If the level is too low, raise the level, and relaunch Rangecast to see if the software can then detect the audio input.
2. Reboot the PC. Some problems related to either the driver, or the Windows audio system, may be cleared by a reboot.
If the problem is not resolved when Rangecast launches, continue below. The following steps must be done while physically present at the PC.
3. At the PC, power down the computer, unplug the PC from all power sources (wall or UPS), wait at least 30 seconds, then restart the computer. Some problems related to the Windows USB system, or the interface hardware, may be cleared by this process. (Unplugging the PC is necessary because some PCs maintain power to the USB subsystem even if the PC has been shut down and the power switch turned off, so physically disconnecting power is actually needed to force a full reset.)
4. There are two kinds of interface boxes in use. A newer unit (called RCX) mounts on the back of the scanner, with one USB cable leading to the PC. An older unit is a black box that sits beside the PC, supports four scanners, and has two USB cables leading to the PC.
If the affected scanner uses the older style box, there will be two wires leading from the interface box to the scanner. One of these (an audio cable) should be plugged into the green jack on the rear panel of the scanner (except for the model 536 scanners, in this case the cable should be plugged into the speaker output.) Check that the cable is connected to the correct jack, and securely plugged into that jack (not loose.)
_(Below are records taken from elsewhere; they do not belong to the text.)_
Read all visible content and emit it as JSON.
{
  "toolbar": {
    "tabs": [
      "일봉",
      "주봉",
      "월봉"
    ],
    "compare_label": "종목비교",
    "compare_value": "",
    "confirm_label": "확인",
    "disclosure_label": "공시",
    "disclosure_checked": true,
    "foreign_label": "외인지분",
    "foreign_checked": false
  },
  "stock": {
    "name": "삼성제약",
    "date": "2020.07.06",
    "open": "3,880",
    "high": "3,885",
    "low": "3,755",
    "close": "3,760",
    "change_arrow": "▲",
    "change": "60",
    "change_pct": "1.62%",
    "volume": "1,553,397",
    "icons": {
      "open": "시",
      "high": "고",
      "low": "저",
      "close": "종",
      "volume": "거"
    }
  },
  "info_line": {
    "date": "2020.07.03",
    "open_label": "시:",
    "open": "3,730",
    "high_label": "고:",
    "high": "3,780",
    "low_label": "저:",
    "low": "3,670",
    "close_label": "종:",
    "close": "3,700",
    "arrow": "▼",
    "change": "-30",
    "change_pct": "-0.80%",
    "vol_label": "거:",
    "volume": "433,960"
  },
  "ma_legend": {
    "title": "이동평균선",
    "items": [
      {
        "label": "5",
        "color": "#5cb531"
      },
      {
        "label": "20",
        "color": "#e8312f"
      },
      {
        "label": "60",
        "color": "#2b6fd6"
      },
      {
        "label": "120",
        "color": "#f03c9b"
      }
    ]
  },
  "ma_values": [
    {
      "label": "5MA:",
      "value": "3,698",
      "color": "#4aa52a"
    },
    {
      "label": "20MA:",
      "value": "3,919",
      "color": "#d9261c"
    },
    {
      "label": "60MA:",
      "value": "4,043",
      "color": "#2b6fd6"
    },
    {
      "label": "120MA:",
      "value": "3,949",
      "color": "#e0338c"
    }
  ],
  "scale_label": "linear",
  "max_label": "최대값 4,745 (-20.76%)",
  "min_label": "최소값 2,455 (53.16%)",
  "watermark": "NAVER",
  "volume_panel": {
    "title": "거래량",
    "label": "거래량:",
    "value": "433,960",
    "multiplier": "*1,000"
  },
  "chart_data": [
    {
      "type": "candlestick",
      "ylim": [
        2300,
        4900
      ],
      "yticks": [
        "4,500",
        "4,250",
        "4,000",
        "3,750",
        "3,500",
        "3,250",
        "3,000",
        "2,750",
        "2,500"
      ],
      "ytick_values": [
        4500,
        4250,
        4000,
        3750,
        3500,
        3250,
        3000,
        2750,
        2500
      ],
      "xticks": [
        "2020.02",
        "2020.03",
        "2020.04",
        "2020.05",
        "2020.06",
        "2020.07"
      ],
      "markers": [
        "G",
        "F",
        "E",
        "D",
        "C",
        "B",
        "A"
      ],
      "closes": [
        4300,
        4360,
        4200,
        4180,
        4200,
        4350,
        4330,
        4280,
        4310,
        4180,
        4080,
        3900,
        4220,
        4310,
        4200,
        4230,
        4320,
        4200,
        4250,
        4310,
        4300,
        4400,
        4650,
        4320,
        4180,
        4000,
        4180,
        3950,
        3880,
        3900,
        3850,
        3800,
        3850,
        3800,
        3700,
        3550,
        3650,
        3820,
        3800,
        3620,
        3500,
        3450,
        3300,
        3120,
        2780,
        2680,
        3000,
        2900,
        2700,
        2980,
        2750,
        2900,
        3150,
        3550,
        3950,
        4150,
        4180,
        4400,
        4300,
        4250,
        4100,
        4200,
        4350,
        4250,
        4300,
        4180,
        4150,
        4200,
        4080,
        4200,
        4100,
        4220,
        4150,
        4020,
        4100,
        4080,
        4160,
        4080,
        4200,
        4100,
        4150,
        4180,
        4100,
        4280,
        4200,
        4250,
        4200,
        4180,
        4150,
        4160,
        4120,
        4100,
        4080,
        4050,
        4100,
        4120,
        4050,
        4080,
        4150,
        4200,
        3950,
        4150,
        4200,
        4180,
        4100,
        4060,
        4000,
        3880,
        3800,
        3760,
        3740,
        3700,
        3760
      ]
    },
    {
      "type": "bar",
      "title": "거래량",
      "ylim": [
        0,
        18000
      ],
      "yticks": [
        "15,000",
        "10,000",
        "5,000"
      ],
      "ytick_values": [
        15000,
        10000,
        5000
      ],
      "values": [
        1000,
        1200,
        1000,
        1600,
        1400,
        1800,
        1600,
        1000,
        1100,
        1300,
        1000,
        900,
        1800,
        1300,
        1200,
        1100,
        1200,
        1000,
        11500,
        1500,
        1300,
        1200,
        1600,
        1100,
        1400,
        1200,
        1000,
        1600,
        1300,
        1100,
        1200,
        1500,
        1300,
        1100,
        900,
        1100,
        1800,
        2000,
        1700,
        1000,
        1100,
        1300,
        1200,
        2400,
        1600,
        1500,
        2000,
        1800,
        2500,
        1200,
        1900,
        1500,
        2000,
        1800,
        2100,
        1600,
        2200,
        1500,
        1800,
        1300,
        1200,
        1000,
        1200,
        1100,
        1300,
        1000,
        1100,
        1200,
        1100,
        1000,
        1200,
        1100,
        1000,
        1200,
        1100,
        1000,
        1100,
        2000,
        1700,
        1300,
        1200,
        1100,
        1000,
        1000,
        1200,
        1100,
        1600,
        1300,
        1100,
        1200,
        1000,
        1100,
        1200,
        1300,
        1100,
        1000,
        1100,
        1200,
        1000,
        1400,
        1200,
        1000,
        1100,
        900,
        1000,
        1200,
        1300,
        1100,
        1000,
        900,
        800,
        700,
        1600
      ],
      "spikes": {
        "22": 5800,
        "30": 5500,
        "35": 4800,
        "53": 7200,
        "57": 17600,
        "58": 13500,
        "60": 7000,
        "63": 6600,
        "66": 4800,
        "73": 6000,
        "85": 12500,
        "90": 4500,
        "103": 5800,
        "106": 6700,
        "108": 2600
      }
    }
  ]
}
5. If the affected scanner uses the older style box, if you wish, you may open the box and see if any internal connections are loose. On occasion, with this model of interface box, vibration has loosened a sound card from an internally mounted USB hub.
6. If the problem is still not resolved, there may be defective hardware in the interface box, consider replacing the hardware.
Here is how a Sender finds its correct audio line.
A typical feedsite may have four scanners. Each has an audio connection to the PC. The audio connection may a standard audio cable to an USB audio sound card. In newer installations an "RCX" box with an internal USB sound chip is mounted on the back of a scanner, plugged directly into the scanners audio jack. The PC receives the audio over a USB connection. In either case, a Sender commands its assigned scanner to play alternating NOISE and QUIET periods and listens to each line to find the matching pattern. When detected, it begins normal Rangecast service.
(1) Note that the Sender must be able to "hear" audio from the scanner for this to be possible. If it cannot hear the noise/quiet pattern, then it cannot find its audio audio line. In that case the Sender will display a NO AUDIO PORT message and turn an indicator red. It will try again periodically.
(2) Note also that a NO AUDIO PORT message confirms that the Sender is in data communication with its scanner. This usefully confirms a number of good things; that the Sender is working, that the proper scanner is present and responding normally, that the data connection works. The issue is specifically an audio problem.